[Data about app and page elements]

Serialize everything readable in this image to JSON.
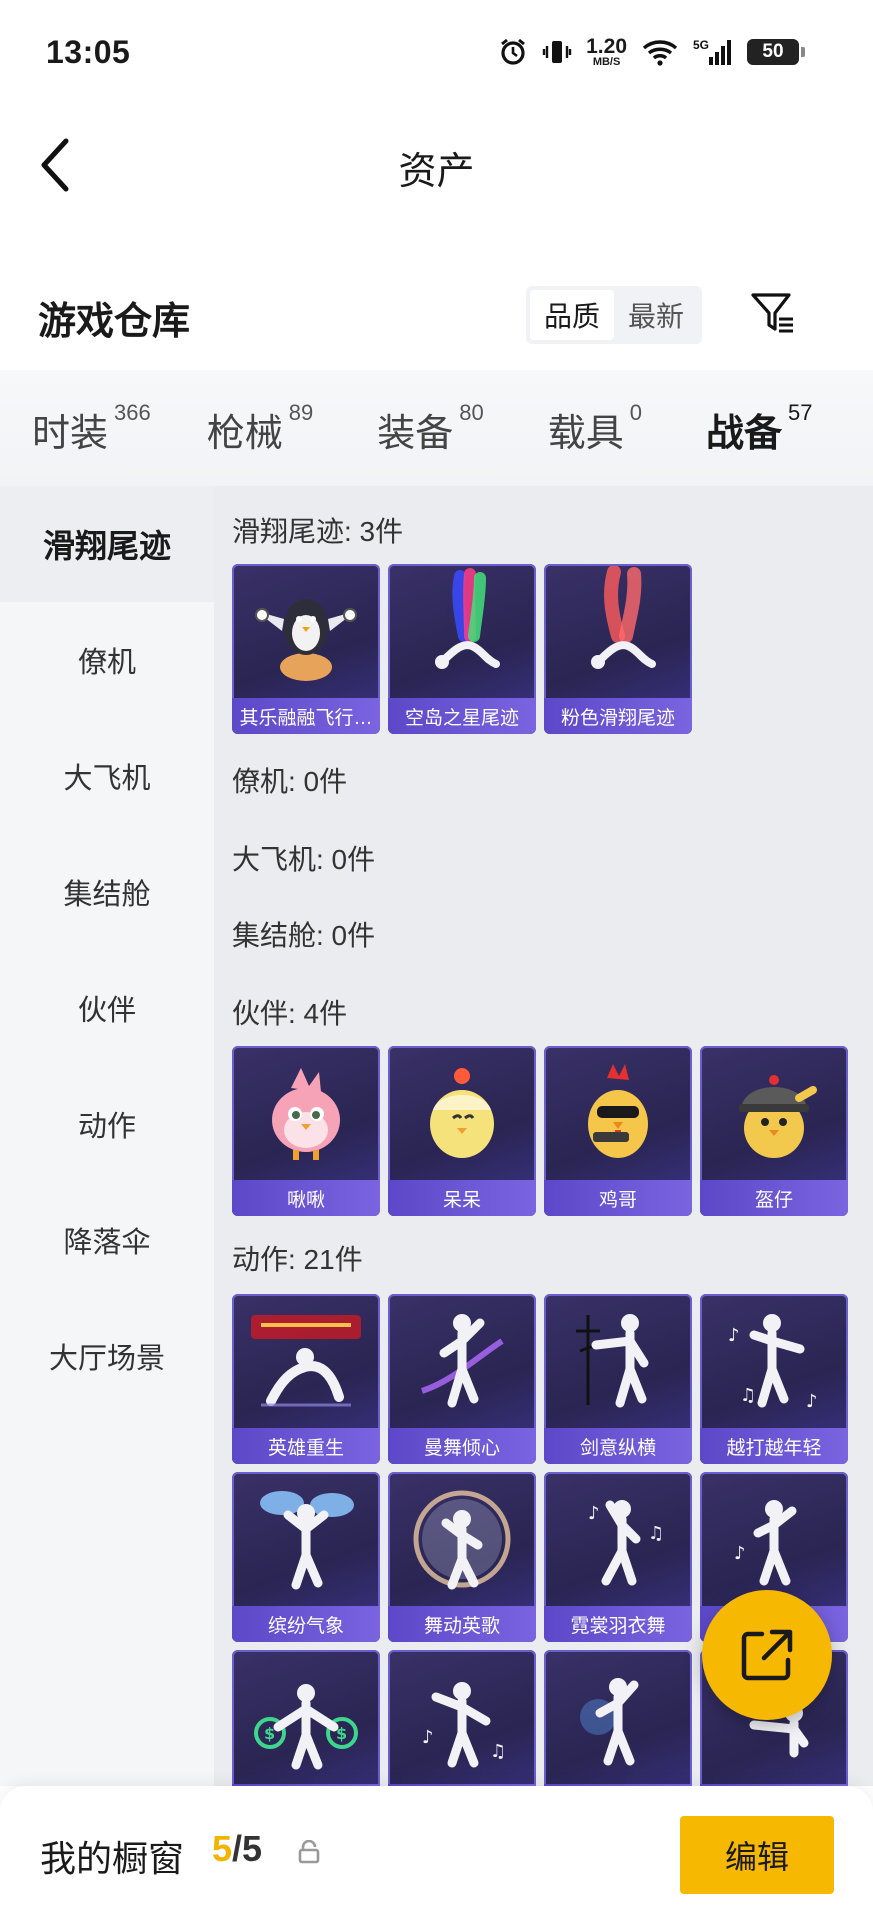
{
  "status_bar": {
    "time": "13:05",
    "net_speed_value": "1.20",
    "net_speed_unit": "MB/S",
    "battery": "50",
    "icons": [
      "alarm-icon",
      "vibrate-icon",
      "wifi-icon",
      "signal-5g-icon",
      "battery-icon"
    ]
  },
  "nav": {
    "title": "资产",
    "back_icon": "back-arrow-icon"
  },
  "section": {
    "title": "游戏仓库",
    "sort_options": [
      "品质",
      "最新"
    ],
    "active_sort": "品质",
    "filter_icon": "filter-icon"
  },
  "category_tabs": [
    {
      "label": "时装",
      "count": "366"
    },
    {
      "label": "枪械",
      "count": "89"
    },
    {
      "label": "装备",
      "count": "80"
    },
    {
      "label": "载具",
      "count": "0"
    },
    {
      "label": "战备",
      "count": "57"
    }
  ],
  "active_tab": "战备",
  "side_nav": [
    "滑翔尾迹",
    "僚机",
    "大飞机",
    "集结舱",
    "伙伴",
    "动作",
    "降落伞",
    "大厅场景"
  ],
  "active_side": "滑翔尾迹",
  "groups": {
    "trail": {
      "title": "滑翔尾迹: 3件",
      "items": [
        "其乐融融飞行…",
        "空岛之星尾迹",
        "粉色滑翔尾迹"
      ]
    },
    "wingman": {
      "title": "僚机: 0件"
    },
    "plane": {
      "title": "大飞机: 0件"
    },
    "pod": {
      "title": "集结舱: 0件"
    },
    "partner": {
      "title": "伙伴: 4件",
      "items": [
        "啾啾",
        "呆呆",
        "鸡哥",
        "盔仔"
      ]
    },
    "emote": {
      "title": "动作: 21件",
      "items": [
        "英雄重生",
        "曼舞倾心",
        "剑意纵横",
        "越打越年轻",
        "缤纷气象",
        "舞动英歌",
        "霓裳羽衣舞",
        "",
        "",
        "",
        "",
        ""
      ]
    }
  },
  "bottom_bar": {
    "label": "我的橱窗",
    "current": "5",
    "separator": "/",
    "total": "5",
    "edit_label": "编辑"
  },
  "colors": {
    "accent": "#f6b800",
    "card_bg": "#2a2552",
    "card_label": "#6a56d6",
    "content_bg": "#ebecef"
  }
}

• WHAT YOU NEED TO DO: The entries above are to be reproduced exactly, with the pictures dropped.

• SOLUTION BELOW:
Serialize everything readable in this image to JSON.
{
  "status_bar": {
    "time": "13:05",
    "net_speed_value": "1.20",
    "net_speed_unit": "MB/S",
    "battery": "50",
    "icons": [
      "alarm-icon",
      "vibrate-icon",
      "wifi-icon",
      "signal-5g-icon",
      "battery-icon"
    ]
  },
  "nav": {
    "title": "资产",
    "back_icon": "back-arrow-icon"
  },
  "section": {
    "title": "游戏仓库",
    "sort_options": [
      "品质",
      "最新"
    ],
    "active_sort": "品质",
    "filter_icon": "filter-icon"
  },
  "category_tabs": [
    {
      "label": "时装",
      "count": "366"
    },
    {
      "label": "枪械",
      "count": "89"
    },
    {
      "label": "装备",
      "count": "80"
    },
    {
      "label": "载具",
      "count": "0"
    },
    {
      "label": "战备",
      "count": "57"
    }
  ],
  "active_tab": "战备",
  "side_nav": [
    "滑翔尾迹",
    "僚机",
    "大飞机",
    "集结舱",
    "伙伴",
    "动作",
    "降落伞",
    "大厅场景"
  ],
  "active_side": "滑翔尾迹",
  "groups": {
    "trail": {
      "title": "滑翔尾迹: 3件",
      "items": [
        "其乐融融飞行…",
        "空岛之星尾迹",
        "粉色滑翔尾迹"
      ]
    },
    "wingman": {
      "title": "僚机: 0件"
    },
    "plane": {
      "title": "大飞机: 0件"
    },
    "pod": {
      "title": "集结舱: 0件"
    },
    "partner": {
      "title": "伙伴: 4件",
      "items": [
        "啾啾",
        "呆呆",
        "鸡哥",
        "盔仔"
      ]
    },
    "emote": {
      "title": "动作: 21件",
      "items": [
        "英雄重生",
        "曼舞倾心",
        "剑意纵横",
        "越打越年轻",
        "缤纷气象",
        "舞动英歌",
        "霓裳羽衣舞",
        "",
        "",
        "",
        "",
        ""
      ]
    }
  },
  "bottom_bar": {
    "label": "我的橱窗",
    "current": "5",
    "separator": "/",
    "total": "5",
    "edit_label": "编辑"
  },
  "colors": {
    "accent": "#f6b800",
    "card_bg": "#2a2552",
    "card_label": "#6a56d6",
    "content_bg": "#ebecef"
  }
}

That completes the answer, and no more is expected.